Angelone shared a clip of the story KCRA ran about Johnson.
“Don’t get depressed,” said Johnson of the clip. “It’s a little sad but it’s to spread the message.”
In the clip, Johnson discusses recovery. “I’ll prove everyone wrong with my progress. I’ll prove the doctors wrong.”
Johnson said one of the toughest things about his condition is making sure he remains independent.
“I’m still a man,” said Johnson. “Whether it’s opening a door or anything, I want to feel normal. I do love the help though.”
“How do people treat you now versus how they treated you before?” asked Angelone.
“You get treated better when you work hard,” said Johnson “(since the accident) I’ve gotten nothing but love.”

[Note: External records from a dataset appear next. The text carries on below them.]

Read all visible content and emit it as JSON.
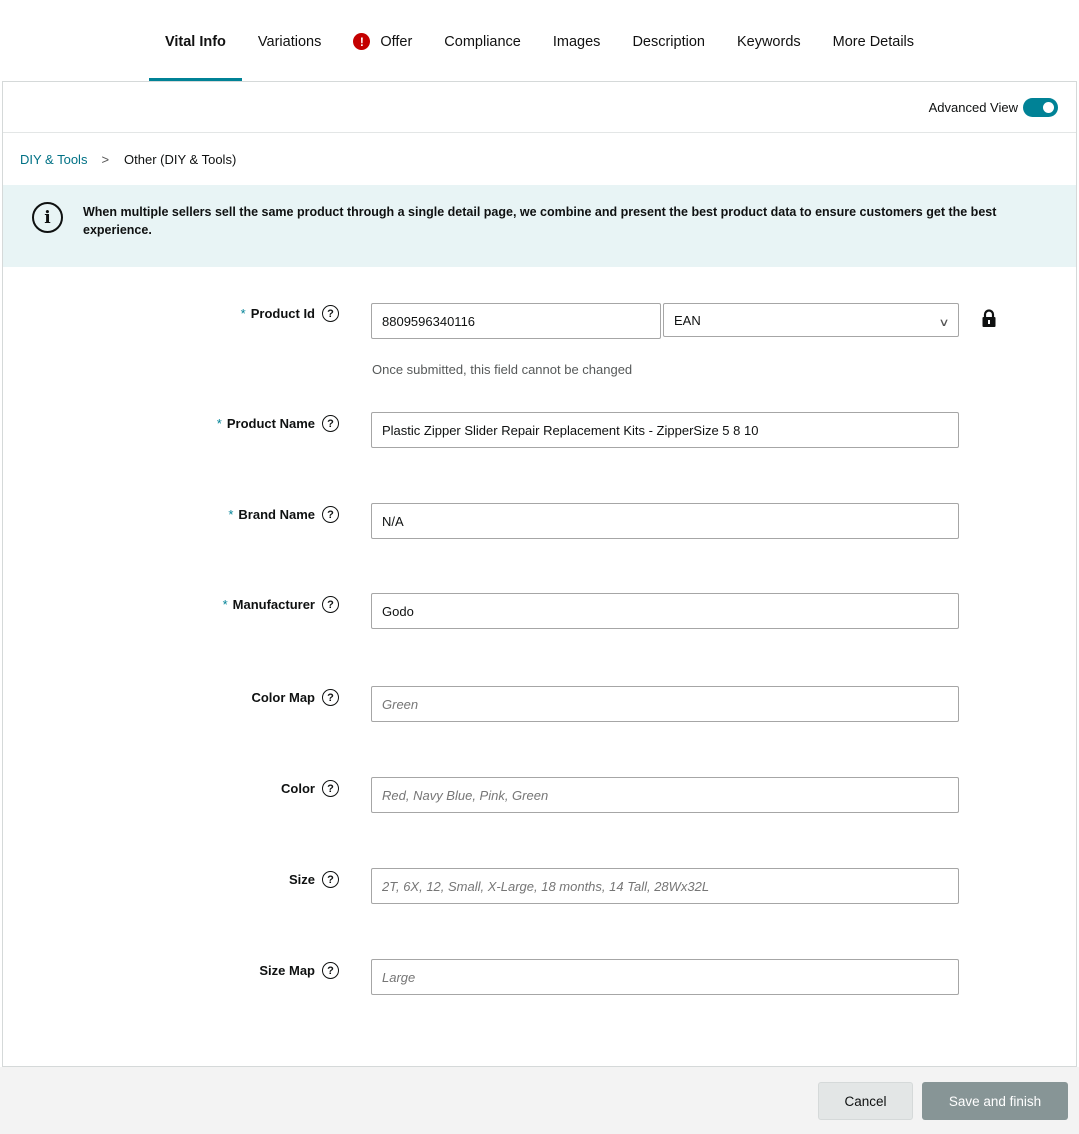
{
  "tabs": [
    {
      "label": "Vital Info",
      "active": true,
      "warning": false
    },
    {
      "label": "Variations",
      "active": false,
      "warning": false
    },
    {
      "label": "Offer",
      "active": false,
      "warning": true
    },
    {
      "label": "Compliance",
      "active": false,
      "warning": false
    },
    {
      "label": "Images",
      "active": false,
      "warning": false
    },
    {
      "label": "Description",
      "active": false,
      "warning": false
    },
    {
      "label": "Keywords",
      "active": false,
      "warning": false
    },
    {
      "label": "More Details",
      "active": false,
      "warning": false
    }
  ],
  "advanced_view": {
    "label": "Advanced View",
    "enabled": true
  },
  "breadcrumb": {
    "root": "DIY & Tools",
    "separator": ">",
    "current": "Other (DIY & Tools)"
  },
  "info_banner": {
    "icon": "info-icon",
    "text": "When multiple sellers sell the same product through a single detail page, we combine and present the best product data to ensure customers get the best experience."
  },
  "fields": {
    "product_id": {
      "label": "Product Id",
      "required": "*",
      "value": "8809596340116",
      "type_value": "EAN",
      "hint": "Once submitted, this field cannot be changed"
    },
    "product_name": {
      "label": "Product Name",
      "required": "*",
      "value": "Plastic Zipper Slider Repair Replacement Kits - ZipperSize 5 8 10"
    },
    "brand_name": {
      "label": "Brand Name",
      "required": "*",
      "value": "N/A"
    },
    "manufacturer": {
      "label": "Manufacturer",
      "required": "*",
      "value": "Godo"
    },
    "color_map": {
      "label": "Color Map",
      "placeholder": "Green"
    },
    "color": {
      "label": "Color",
      "placeholder": "Red, Navy Blue, Pink, Green"
    },
    "size": {
      "label": "Size",
      "placeholder": "2T, 6X, 12, Small, X-Large, 18 months, 14 Tall, 28Wx32L"
    },
    "size_map": {
      "label": "Size Map",
      "placeholder": "Large"
    }
  },
  "help_glyph": "?",
  "footer": {
    "cancel_label": "Cancel",
    "save_label": "Save and finish"
  },
  "colors": {
    "accent": "#008296",
    "warning": "#c40000",
    "banner": "#e8f4f5",
    "save_button": "#879596"
  }
}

Despite his condition, Johnson doesn’t blame MMA and wouldn’t discourage others from joining it.
He said he would mostly like to spread awareness and warn those who want to get involved with MMA that
“(You) put your all into something just to find out that the spotlight may never come,” Johnson said.
Johnson said that MMA franchise does use its fighter’s wealth as a marketing scheme to draw in young and naive kids.
Looking to the future, Professor Angelone asked Johnson, “What’s next?”
He replied with a possible new surgical experiment to put wires in his legs, which would send messages to muscles and give him more mobility.
Johnson has been at ARC for about two and half years and has taken an interest in accounting.
He has hopes of becoming a certified public accountant.
“Teaching accounting could be something for the future,” said Johnson.
“I found [Johnson’s story] very interesting, glad I came,” said Louis Martinez, a spectator in the audience.